A combinational cancer therapy that inhibits cancer cell signaling and metabolism.
- Inhibits two key cancer regulatory systems for a synergistic effect.
- Optimizes proposed methods of cancer treatment.
The basis for 2-deoxyglucose (2-DG) as a cancer therapeutic is centered on in vitro studies demonstrating the ability of 2-DG to inhibit glycolysis by the deletion of intracellular ATP. However, since 2-DG also activates the Akt pathway through insulin growth factor 1 (IGF1) receptor (IGF1R) signaling, a feedback loop is established that counteracts the 2-DG induced apoptotic effects. This explains why when 2-DG is administered in vivo it does not robustly induce tumor cell death. Therefore, a combination therapeutic that not only inhibits glycolysis, but also down-regulates key signaling molecules that promote cancer cell survival could have a more meaningful effect.

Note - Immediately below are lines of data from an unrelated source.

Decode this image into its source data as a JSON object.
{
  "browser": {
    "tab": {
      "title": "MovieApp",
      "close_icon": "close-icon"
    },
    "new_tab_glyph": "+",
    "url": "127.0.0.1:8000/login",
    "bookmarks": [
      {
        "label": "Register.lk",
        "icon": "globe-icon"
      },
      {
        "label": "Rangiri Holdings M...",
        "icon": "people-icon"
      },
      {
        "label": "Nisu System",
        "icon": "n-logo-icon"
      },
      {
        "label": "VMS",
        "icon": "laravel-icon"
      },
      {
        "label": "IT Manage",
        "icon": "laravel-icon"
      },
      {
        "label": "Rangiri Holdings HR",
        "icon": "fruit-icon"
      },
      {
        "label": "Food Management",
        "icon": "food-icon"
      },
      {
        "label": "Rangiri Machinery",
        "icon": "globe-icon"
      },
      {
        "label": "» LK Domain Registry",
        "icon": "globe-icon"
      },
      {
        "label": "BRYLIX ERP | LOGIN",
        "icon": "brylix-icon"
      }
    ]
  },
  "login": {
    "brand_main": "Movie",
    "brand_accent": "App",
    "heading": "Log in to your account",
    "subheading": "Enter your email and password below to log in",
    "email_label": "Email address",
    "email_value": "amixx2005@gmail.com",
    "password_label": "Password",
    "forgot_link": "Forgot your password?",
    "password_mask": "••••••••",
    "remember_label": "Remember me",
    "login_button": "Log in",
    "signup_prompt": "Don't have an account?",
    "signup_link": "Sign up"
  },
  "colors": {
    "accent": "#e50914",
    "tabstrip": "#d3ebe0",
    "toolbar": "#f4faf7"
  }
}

In hallmark studies aimed at describing novel cancer treatments, Emory University scientists have found that the co-administration of 2-DG with an IGF1R inhibitor creates a synergistic effect that decreases tumor cell proliferation and enhances cancer cell apoptosis. This approach to cancer treatment is timely and important considering 2-DG therapy is currently being clinically evaluated in India and is under consideration in the U.S. Moreover, an increasing number of studies have demonstrated the benefits of combination cancer treatments involving 2-DG. Indeed, when 2-DG is used in conjunction with radiation, carboplatin or paclitaxel enhanced cell killing occurs. Therefore, it is clear that a combination approach that involves the co-adminstration of 2-DG with IGF1R inhibitors affects both cancer cell metabolism and signaling; thus, dramatically reducing tumor size and growth.